- we need to take our inner and outer ecology seriously so that we may continue to protect and preserve all bio-diversity of the planet;
- we need to reverse the trends of pseudo-culture and profit maximization that fuel consumerism, violence, addiction and apathy to our own welfare;
- we need to choose our leadership so that we may establish the primacy of service over self-interest, whether in politics, economy, religion, education, culture, science or the arts;
- we need to spread the call to remold the socio-economic-political framework so that sustainability initiatives can begin to bear fruits and multiply.
In a nutshell, we need to make a collective moral choice to accept those ideals which will nourish the interest of all rather than a select few. This alone is the cornerstone from which we can solve the moral dilemmas of modern times. Are we ready to confront our own greed, our own drive for power and control, our own jealousies and temptations, our ignorance and doubts? This moral dilemma is all-pervasive and speaks not only to the leaders of society but to each one of us who willingly or unwillingly ‘choose’ our lifestyles and our leaders. The call of our consciousness is to reflect and act with a “refined moral conscience” in mind.

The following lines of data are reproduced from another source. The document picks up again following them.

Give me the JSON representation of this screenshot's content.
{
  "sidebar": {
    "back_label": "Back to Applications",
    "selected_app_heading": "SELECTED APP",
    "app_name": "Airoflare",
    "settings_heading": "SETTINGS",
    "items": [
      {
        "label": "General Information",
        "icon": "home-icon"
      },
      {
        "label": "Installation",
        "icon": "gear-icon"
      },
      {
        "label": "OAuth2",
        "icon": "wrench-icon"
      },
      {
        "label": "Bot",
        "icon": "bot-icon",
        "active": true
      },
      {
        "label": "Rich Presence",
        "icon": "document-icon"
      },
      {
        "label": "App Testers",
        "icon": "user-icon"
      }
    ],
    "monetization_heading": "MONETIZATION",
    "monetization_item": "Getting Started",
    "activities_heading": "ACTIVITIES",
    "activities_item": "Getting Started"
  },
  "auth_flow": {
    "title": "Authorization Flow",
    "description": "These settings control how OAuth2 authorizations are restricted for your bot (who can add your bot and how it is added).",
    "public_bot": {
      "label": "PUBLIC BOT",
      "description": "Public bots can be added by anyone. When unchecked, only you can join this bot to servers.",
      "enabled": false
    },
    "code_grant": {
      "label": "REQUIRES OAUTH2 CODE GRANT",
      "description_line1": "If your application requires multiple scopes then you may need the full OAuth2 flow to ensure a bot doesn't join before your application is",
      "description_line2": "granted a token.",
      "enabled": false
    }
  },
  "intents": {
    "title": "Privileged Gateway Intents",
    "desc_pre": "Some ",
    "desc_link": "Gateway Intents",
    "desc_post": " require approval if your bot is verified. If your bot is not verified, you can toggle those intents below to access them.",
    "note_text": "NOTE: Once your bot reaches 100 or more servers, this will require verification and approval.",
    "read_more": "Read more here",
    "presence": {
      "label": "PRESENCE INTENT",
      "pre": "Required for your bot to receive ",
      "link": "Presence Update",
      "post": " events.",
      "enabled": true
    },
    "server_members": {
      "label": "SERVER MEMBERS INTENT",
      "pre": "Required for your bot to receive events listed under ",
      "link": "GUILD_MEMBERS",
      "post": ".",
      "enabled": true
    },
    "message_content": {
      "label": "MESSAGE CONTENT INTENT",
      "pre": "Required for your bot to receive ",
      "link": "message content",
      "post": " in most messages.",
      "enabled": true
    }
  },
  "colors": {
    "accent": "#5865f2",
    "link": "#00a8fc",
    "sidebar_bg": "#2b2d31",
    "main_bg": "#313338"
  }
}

If we succeed in doing so, we may be laying the foundation of a new world. This gathering in a glorious setting in Venezuela seems an august beginning in this endeavor. It appears to me that our task is three fold:
- 1. Choose, follow and propagate ideas that are in harmony with our divine nature.
- 2. Continue to empower individuals who wish to follow these ideas in their personal life.
- 3. Build institutions that are open to making moral strategic alliances for establishing and nurturing a progressive “one human society” based on prema (universal love) and prama (balanced development/dynamic collective equipoise).
Finally, towards these ends, we need to bridge the widening knowledge gap among people of all countries and continue to “strive for excellence” in order to hasten the creation of a world of abundance for all species; foster greater understanding and harmony among all beings; and ensure justice, freedom and peace for all.